What lines in the records include the string "label"? Return each one.

————

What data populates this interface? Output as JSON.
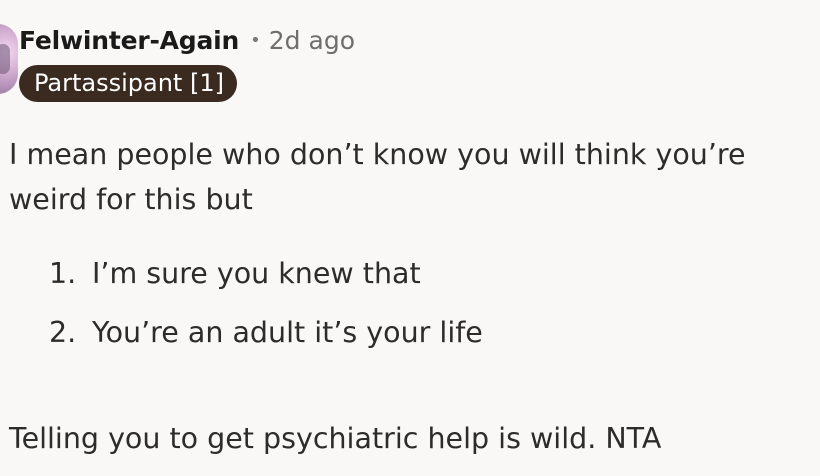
{
  "comment": {
    "author": "Felwinter-Again",
    "separator": "•",
    "time": "2d ago",
    "flair": "Partassipant [1]",
    "paragraph1": "I mean people who don’t know you will think you’re weird for this but",
    "list": [
      {
        "marker": "1.",
        "text": "I’m sure you knew that"
      },
      {
        "marker": "2.",
        "text": "You’re an adult it’s your life"
      }
    ],
    "paragraph2": "Telling you to get psychiatric help is wild. NTA"
  },
  "colors": {
    "background": "#faf8f6",
    "flair_background": "#3a2a20",
    "flair_text": "#ffffff",
    "meta_text": "#6e6e6e"
  },
  "icons": {
    "avatar": "user-avatar"
  }
}
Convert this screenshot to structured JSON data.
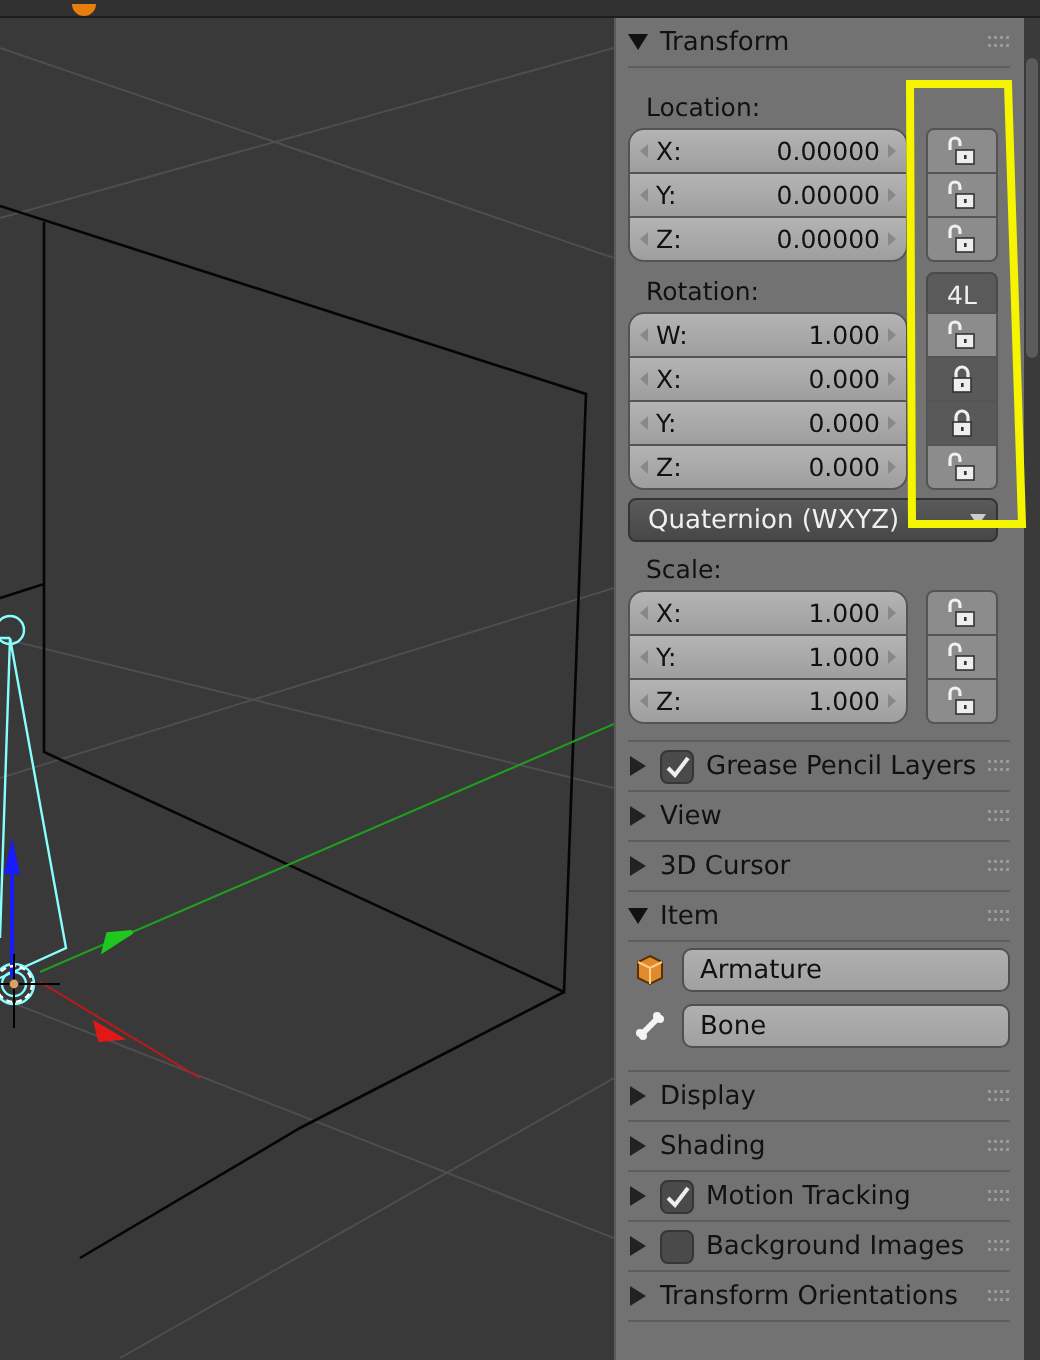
{
  "transform": {
    "title": "Transform",
    "expanded": true,
    "location": {
      "label": "Location:",
      "fields": [
        {
          "axis": "X:",
          "value": "0.00000",
          "locked": false
        },
        {
          "axis": "Y:",
          "value": "0.00000",
          "locked": false
        },
        {
          "axis": "Z:",
          "value": "0.00000",
          "locked": false
        }
      ]
    },
    "rotation": {
      "label": "Rotation:",
      "lock_mode": "4L",
      "fields": [
        {
          "axis": "W:",
          "value": "1.000",
          "locked": false
        },
        {
          "axis": "X:",
          "value": "0.000",
          "locked": true
        },
        {
          "axis": "Y:",
          "value": "0.000",
          "locked": true
        },
        {
          "axis": "Z:",
          "value": "0.000",
          "locked": false
        }
      ]
    },
    "rotation_mode": "Quaternion (WXYZ)",
    "scale": {
      "label": "Scale:",
      "fields": [
        {
          "axis": "X:",
          "value": "1.000",
          "locked": false
        },
        {
          "axis": "Y:",
          "value": "1.000",
          "locked": false
        },
        {
          "axis": "Z:",
          "value": "1.000",
          "locked": false
        }
      ]
    }
  },
  "panels": [
    {
      "kind": "checkbox",
      "title": "Grease Pencil Layers",
      "expanded": false,
      "checked": true
    },
    {
      "kind": "plain",
      "title": "View",
      "expanded": false
    },
    {
      "kind": "plain",
      "title": "3D Cursor",
      "expanded": false
    },
    {
      "kind": "item",
      "title": "Item",
      "expanded": true,
      "object_name": "Armature",
      "bone_name": "Bone"
    },
    {
      "kind": "plain",
      "title": "Display",
      "expanded": false
    },
    {
      "kind": "plain",
      "title": "Shading",
      "expanded": false
    },
    {
      "kind": "checkbox",
      "title": "Motion Tracking",
      "expanded": false,
      "checked": true
    },
    {
      "kind": "checkbox",
      "title": "Background Images",
      "expanded": false,
      "checked": false
    },
    {
      "kind": "plain",
      "title": "Transform Orientations",
      "expanded": false
    }
  ]
}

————

WRITTEN RESPONSE |
      "label": "Location:",
      "label": "Rotation:",
      "label": "Scale:",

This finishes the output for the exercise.